The oil is very kind to the skin, has a strong mental stabilizing effect and leads back into the middle. It is only slightly dosed. 1 drop in a mixture with 50 ml base oil is sufficient.
Common Yarrow syrup
From the flowers can be made an aromatic syrup.
Common Yarrow oil extract
A massage on the scalp also helps with hair loss, either due to hormonal disorders or after chemotherapy. Even after irradiation, yarrow oil helps to rebuild the sensitive skin.
Fill fresh flowers with the upper part of the stalk and the leaves in a jar and pour over olive oil or almond oil (all parts must be well covered).Cover the glass with a cloth and leave it in a warm place for 14 days.Then filter the oil and fill in a dark bottle.
The time of waiting is over. The spring sun lets the first springblossoms sprout.
How about a spring cure?
Especially after the winter, Christmas and the carnival season, a spring cure is advisable. The early bloomers provide important vitamins and other ingredients that detoxify the body and make the humors flow.

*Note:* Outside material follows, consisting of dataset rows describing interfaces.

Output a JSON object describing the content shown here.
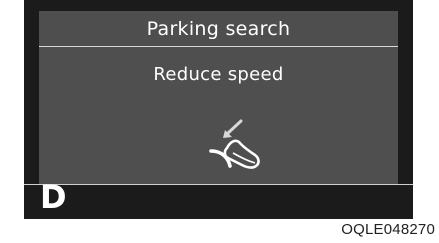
{
  "display": {
    "title": "Parking search",
    "message": "Reduce speed",
    "gear": "D",
    "icon": "foot-on-brake-icon"
  },
  "figure_code": "OQLE048270",
  "colors": {
    "cluster_background": "#1b1b1b",
    "title_bar": "#4e4e4e",
    "panel": "#4f4f4f",
    "text": "#ffffff"
  }
}
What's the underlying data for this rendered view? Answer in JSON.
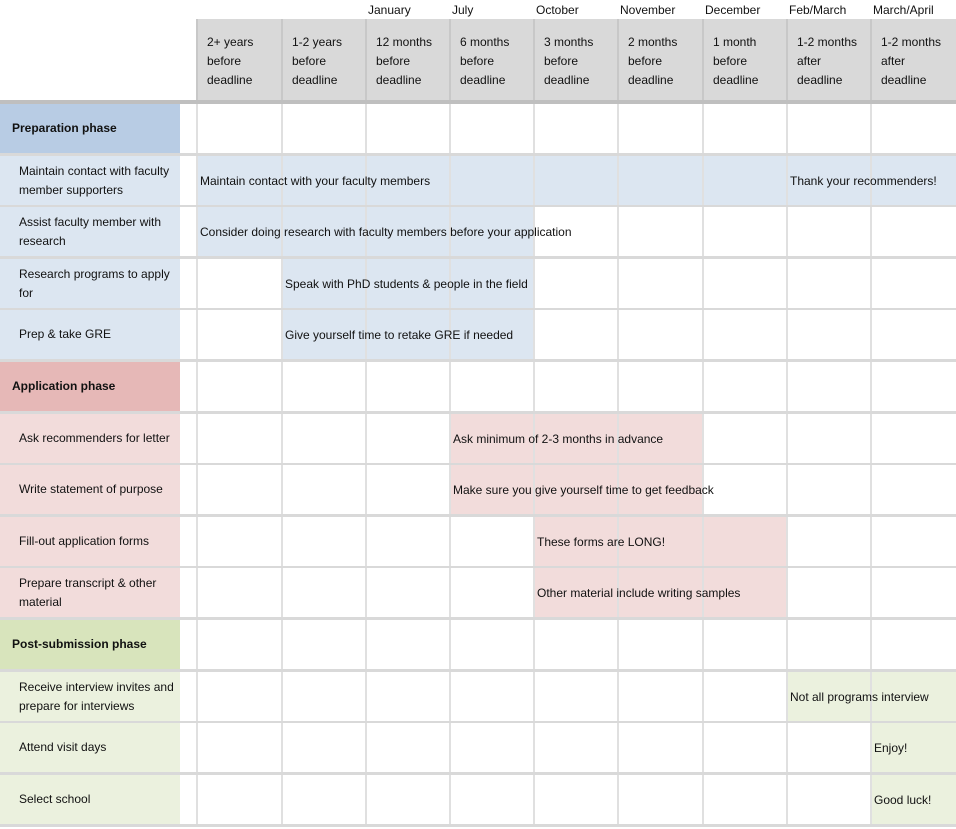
{
  "months": [
    "",
    "",
    "January",
    "July",
    "October",
    "November",
    "December",
    "Feb/March",
    "March/April"
  ],
  "columns": [
    "2+ years\nbefore\ndeadline",
    "1-2 years\nbefore\ndeadline",
    "12 months\nbefore\ndeadline",
    "6 months\nbefore\ndeadline",
    "3 months\n before\ndeadline",
    "2 months\n before\ndeadline",
    "1 month\nbefore\ndeadline",
    "1-2 months\nafter\ndeadline",
    "1-2 months\nafter\ndeadline"
  ],
  "colors": {
    "prep_phase": "#b8cce4",
    "prep_row": "#dce6f1",
    "app_phase": "#e6b8b7",
    "app_row": "#f2dcdb",
    "post_phase": "#d8e4bc",
    "post_row": "#ebf1de",
    "header_bg": "#d9d9d9"
  },
  "rows": [
    {
      "type": "phase",
      "group": "prep",
      "label": "Preparation phase",
      "spans": []
    },
    {
      "type": "task",
      "group": "prep",
      "label": "Maintain contact with faculty member supporters",
      "spans": [
        {
          "from": 0,
          "to": 6,
          "note": "Maintain contact with your faculty members"
        },
        {
          "from": 7,
          "to": 8,
          "note": "Thank your recommenders!"
        }
      ]
    },
    {
      "type": "task",
      "group": "prep",
      "label": "Assist faculty member with research",
      "spans": [
        {
          "from": 0,
          "to": 3,
          "note": "Consider doing research with faculty members before your application"
        }
      ]
    },
    {
      "type": "task",
      "group": "prep",
      "label": "Research programs to apply for",
      "spans": [
        {
          "from": 1,
          "to": 3,
          "note": "Speak with PhD students & people in the field"
        }
      ]
    },
    {
      "type": "task",
      "group": "prep",
      "label": "Prep & take GRE",
      "spans": [
        {
          "from": 1,
          "to": 3,
          "note": "Give yourself time to retake GRE if needed"
        }
      ]
    },
    {
      "type": "phase",
      "group": "app",
      "label": "Application phase",
      "spans": []
    },
    {
      "type": "task",
      "group": "app",
      "label": "Ask recommenders for letter",
      "spans": [
        {
          "from": 3,
          "to": 5,
          "note": "Ask minimum of 2-3 months in advance"
        }
      ]
    },
    {
      "type": "task",
      "group": "app",
      "label": "Write statement of purpose",
      "spans": [
        {
          "from": 3,
          "to": 5,
          "note": "Make sure you give yourself time to get feedback"
        }
      ]
    },
    {
      "type": "task",
      "group": "app",
      "label": "Fill-out application forms",
      "spans": [
        {
          "from": 4,
          "to": 6,
          "note": "These forms are LONG!"
        }
      ]
    },
    {
      "type": "task",
      "group": "app",
      "label": "Prepare transcript & other material",
      "spans": [
        {
          "from": 4,
          "to": 6,
          "note": "Other material include writing samples"
        }
      ]
    },
    {
      "type": "phase",
      "group": "post",
      "label": "Post-submission phase",
      "spans": []
    },
    {
      "type": "task",
      "group": "post",
      "label": "Receive interview invites and prepare for interviews",
      "spans": [
        {
          "from": 7,
          "to": 8,
          "note": "Not all programs interview"
        }
      ]
    },
    {
      "type": "task",
      "group": "post",
      "label": "Attend visit days",
      "spans": [
        {
          "from": 8,
          "to": 8,
          "note": "Enjoy!"
        }
      ]
    },
    {
      "type": "task",
      "group": "post",
      "label": "Select school",
      "spans": [
        {
          "from": 8,
          "to": 8,
          "note": "Good luck!"
        }
      ]
    }
  ]
}
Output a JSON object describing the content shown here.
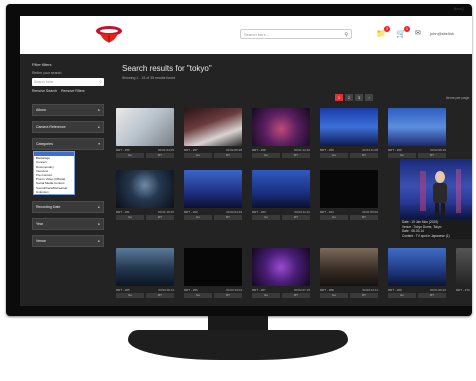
{
  "monitor": {
    "brand": "BenQ"
  },
  "header": {
    "search_placeholder": "Search here...",
    "notifications_count": "3",
    "cart_count": "1",
    "user_email": "john@sitelink"
  },
  "sidebar": {
    "title": "Filter filters",
    "refine_label": "Refine your search:",
    "search_placeholder": "Search here",
    "remove_search": "Remove Search",
    "remove_filters": "Remove Filters",
    "facets": [
      {
        "label": "Album"
      },
      {
        "label": "Camera Reference"
      },
      {
        "label": "Categories"
      },
      {
        "label": "Recording Date"
      },
      {
        "label": "Year"
      },
      {
        "label": "Venue"
      }
    ],
    "dropdown_options": [
      "",
      "Backstage",
      "Concert",
      "Documentary",
      "Interview",
      "Pre-Concert",
      "Promo Video (Official)",
      "Social Media Content",
      "Soundcheck/Rehearsal",
      "Unknown"
    ]
  },
  "main": {
    "title": "Search results for \"tokyo\"",
    "results_count": "Showing 1 - 15 of 35 results found",
    "pagination": [
      "1",
      "2",
      "3",
      "›"
    ],
    "items_per_page": "Items per page",
    "tiles": [
      {
        "id": "RRT - 256",
        "time": "00:01:04:05",
        "a1": "Go",
        "a2": "RT"
      },
      {
        "id": "RRT - 257",
        "time": "00:02:05:28",
        "a1": "Go",
        "a2": "RT"
      },
      {
        "id": "RRT - 258",
        "time": "00:01:12:20",
        "a1": "Go",
        "a2": "RT"
      },
      {
        "id": "RRT - 259",
        "time": "00:03:11:08",
        "a1": "Go",
        "a2": "RT"
      },
      {
        "id": "RRT - 260",
        "time": "00:02:06:16",
        "a1": "Go",
        "a2": "RT"
      },
      {
        "id": "RRT - 261",
        "time": "00:01:18:15",
        "a1": "Go",
        "a2": "RT"
      },
      {
        "id": "RRT - 262",
        "time": "00:02:04:19",
        "a1": "Go",
        "a2": "RT"
      },
      {
        "id": "RRT - 263",
        "time": "00:00:11:12",
        "a1": "Go",
        "a2": "RT"
      },
      {
        "id": "RRT - 264",
        "time": "00:01:05:02",
        "a1": "Go",
        "a2": "RT"
      },
      {
        "id": "RRT - 265",
        "time": "00:00:02:11",
        "a1": "Go",
        "a2": "RT"
      },
      {
        "id": "RRT - 266",
        "time": "00:00:19:04",
        "a1": "Go",
        "a2": "RT"
      },
      {
        "id": "RRT - 267",
        "time": "00:02:07:15",
        "a1": "Go",
        "a2": "RT"
      },
      {
        "id": "RRT - 268",
        "time": "00:00:12:11",
        "a1": "Go",
        "a2": "RT"
      },
      {
        "id": "RRT - 269",
        "time": "00:01:06:10",
        "a1": "Go",
        "a2": "RT"
      },
      {
        "id": "RRT - 270",
        "time": "00:00:14:08",
        "a1": "Go",
        "a2": "RT"
      }
    ],
    "preview": {
      "line1": "Date : 19 Jan Mon (2015)",
      "line2": "Venue : Tokyo Dome, Tokyo",
      "line3": "Date : 08.03.14",
      "line4": "Content : TV spot in Japanese (1)"
    }
  },
  "colors": {
    "accent": "#d33333",
    "background": "#232323",
    "header": "#ffffff"
  }
}
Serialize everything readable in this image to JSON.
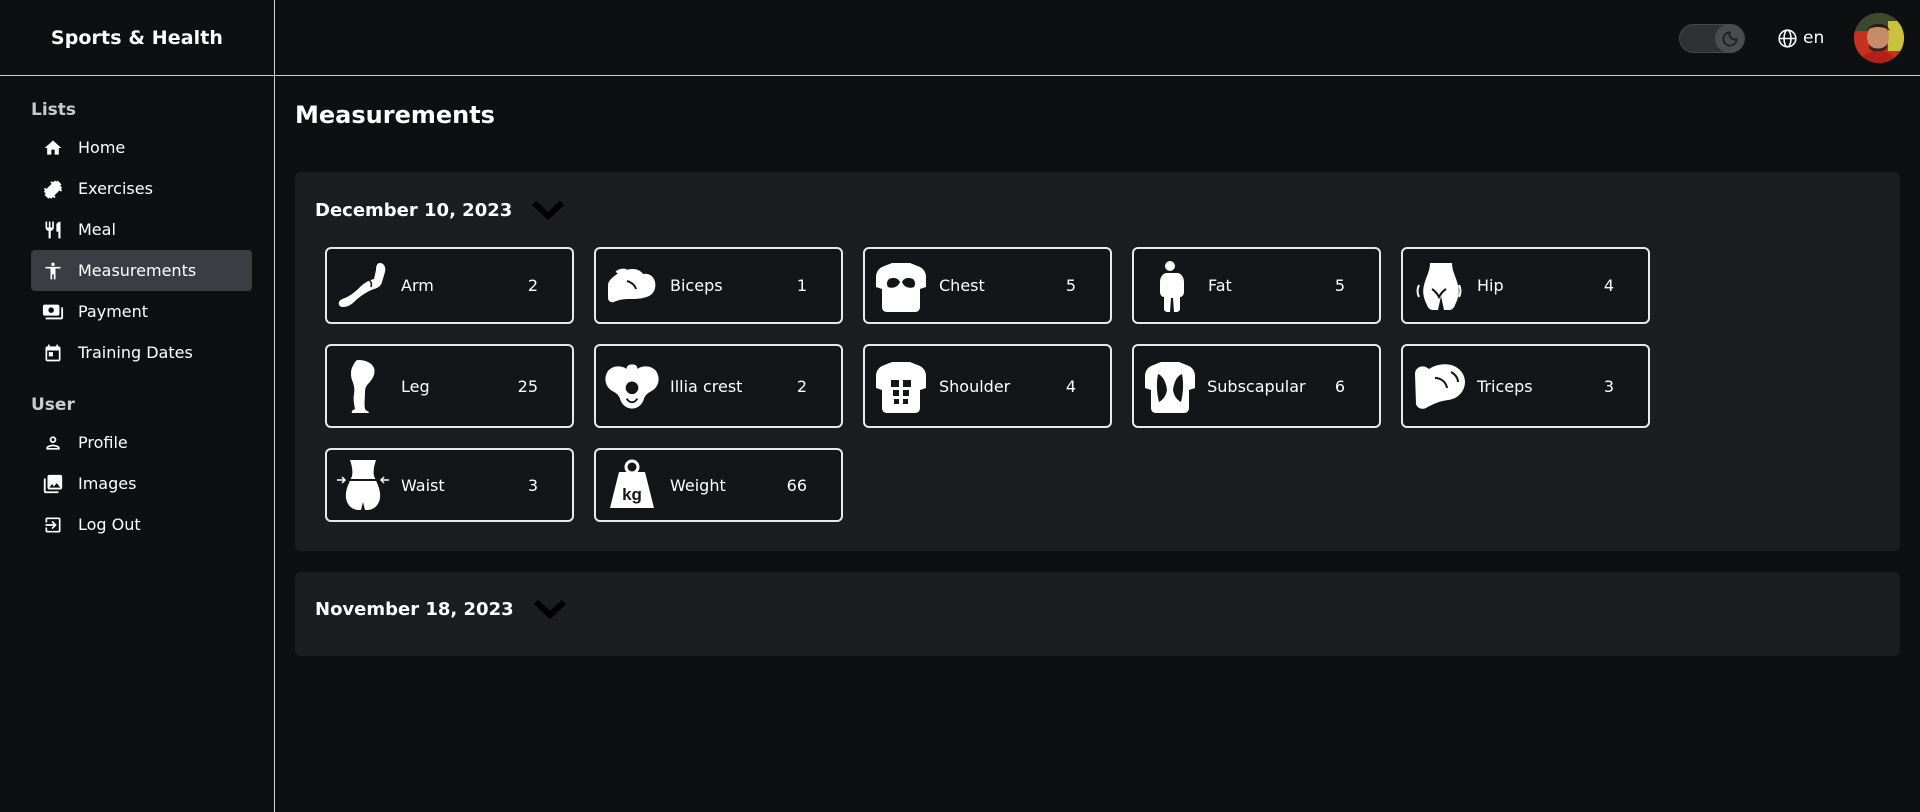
{
  "app": {
    "title": "Sports & Health"
  },
  "sidebar": {
    "sections": [
      {
        "title": "Lists",
        "items": [
          {
            "label": "Home",
            "icon": "home-icon"
          },
          {
            "label": "Exercises",
            "icon": "dumbbell-icon"
          },
          {
            "label": "Meal",
            "icon": "fork-knife-icon"
          },
          {
            "label": "Measurements",
            "icon": "person-icon",
            "active": true
          },
          {
            "label": "Payment",
            "icon": "payment-icon"
          },
          {
            "label": "Training Dates",
            "icon": "calendar-icon"
          }
        ]
      },
      {
        "title": "User",
        "items": [
          {
            "label": "Profile",
            "icon": "profile-icon"
          },
          {
            "label": "Images",
            "icon": "images-icon"
          },
          {
            "label": "Log Out",
            "icon": "logout-icon"
          }
        ]
      }
    ]
  },
  "topbar": {
    "theme_toggle": {
      "icon": "moon-icon",
      "state": "dark"
    },
    "language": {
      "label": "en",
      "icon": "globe-icon"
    },
    "avatar": {
      "icon": "avatar-icon"
    }
  },
  "main": {
    "title": "Measurements",
    "groups": [
      {
        "date": "December 10, 2023",
        "expanded": true,
        "measurements": [
          {
            "label": "Arm",
            "value": "2",
            "icon": "arm-icon"
          },
          {
            "label": "Biceps",
            "value": "1",
            "icon": "biceps-icon"
          },
          {
            "label": "Chest",
            "value": "5",
            "icon": "chest-icon"
          },
          {
            "label": "Fat",
            "value": "5",
            "icon": "fat-icon"
          },
          {
            "label": "Hip",
            "value": "4",
            "icon": "hip-icon"
          },
          {
            "label": "Leg",
            "value": "25",
            "icon": "leg-icon"
          },
          {
            "label": "Illia crest",
            "value": "2",
            "icon": "pelvis-icon"
          },
          {
            "label": "Shoulder",
            "value": "4",
            "icon": "shoulder-icon"
          },
          {
            "label": "Subscapular",
            "value": "6",
            "icon": "back-icon"
          },
          {
            "label": "Triceps",
            "value": "3",
            "icon": "triceps-icon"
          },
          {
            "label": "Waist",
            "value": "3",
            "icon": "waist-icon"
          },
          {
            "label": "Weight",
            "value": "66",
            "icon": "weight-icon",
            "icon_text": "kg"
          }
        ]
      },
      {
        "date": "November 18, 2023",
        "expanded": false,
        "measurements": []
      }
    ]
  },
  "colors": {
    "background": "#0e0f11",
    "panel": "#1b1d20",
    "active_nav": "#3b3d43",
    "border": "#e8e9eb",
    "text": "#ffffff"
  }
}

One of the most important wild herbs in spring is certainly the wild garlic. The wild garlic is a true vitamin C donor and is used in many detoxification treatments. In addition to essential oil with sulfur compounds, it contains iron, magnesium and manganese. As soon as the first leaves sprout, you can collect them and prepare many great dishes. Most famous are wild garlic pesto, wild garlic potatoes or wild garlic strudel. But for a detoxification cure, it is advisable to apply a wild garlic tincture, as the time for collecting the leaves is very short. Many people think that the flowering time of wild garlic is over, but that's not true. So later, the buds can be collected and further processed into spread or put in vinegar. After flowering, the seeds can be collected and ground into wild garlic salt. The Wurzen can also be pickled. Defacto the whole plant can be used.
Wild garlic tincture
Collect young, fresh leaves before flowering and chop them, then pour into a screw-top glass and top up with alcohol (40%). After three weeks, the mixture can be filtered and bottled in dark bottles, preferably dropper bottles. As a cure, 10 - 20 drops can be taken three times a day. A wild garlic cure is also recommended by some physicians for heavy metal removal. Other plants that help us to say goodbye to poison are the dandelion, the nettle, linden leaves, yaw, etc.
Eat 3 leaves as soon as the leaves of the dandelion sprout every morning before breakfast. Chew these until no bitterness is felt, then swallow them. Dandelion stimulates especially the bile activity and helps the liver. You can also make tea from the leaves or dig up the roots, dry them and process them into dandelion coffee.
The roots of the dandelion are cleaned, minced and dried. Then you can roast the dried roots as needed in a pan without oil and then grind. Now you can prepare coffee as usual. With cinnamon and cocoa, the coffee can be refined.
The stinging nettle purifies the blood and stimulates kidney activity. Stinging nettle is great for pesto or nettle quiche, etc. But watch out, too much of it can hurt the body and irritate the kidneys too much. Therefore, nettle tea should not be drunk for more than three weeks.
100 g nettles, 200 g cream cheese, 2 cloves of garlic, some lemon juice, salt and pepper
Mince the nettles, press the garlic, mix all ingredients, season to taste - done!
The Bishop's weed has always been a popular spring plant, has antibacterial, anti-inflammatory, anti-inflammatory, diuretic and fortifying. He is a great wild vegetable / spice and can be used in the kitchen in many ways, as a spread, in soups, in strudels, etc.
Bishop’s weed herb cream
2 cloves of garlic
8 - 12 pieces of rusk
50 young leaves from the bishop’s weed
10 stems of parsley
2 tablespoons white balsamic vinegar
125 ml sunflower oil
100 g curd cheese
Honey at will
Salt, pepper, Tabasco
Crumble the rusk, mince the garlic cloves, clean the yaw, carrots and other herbs and cut them into small pieces. Mix with the mixer, add 2 tablespoons of vinegar and oil. Season with salt, pepper, lemon juice and honey and then finish with the curd cheese and season again.
Fresh tree leaves revitalize our body forces and provide important selenium. Linden leaves fit in every salad and are freshly picked buttery. Have fun detoxifying!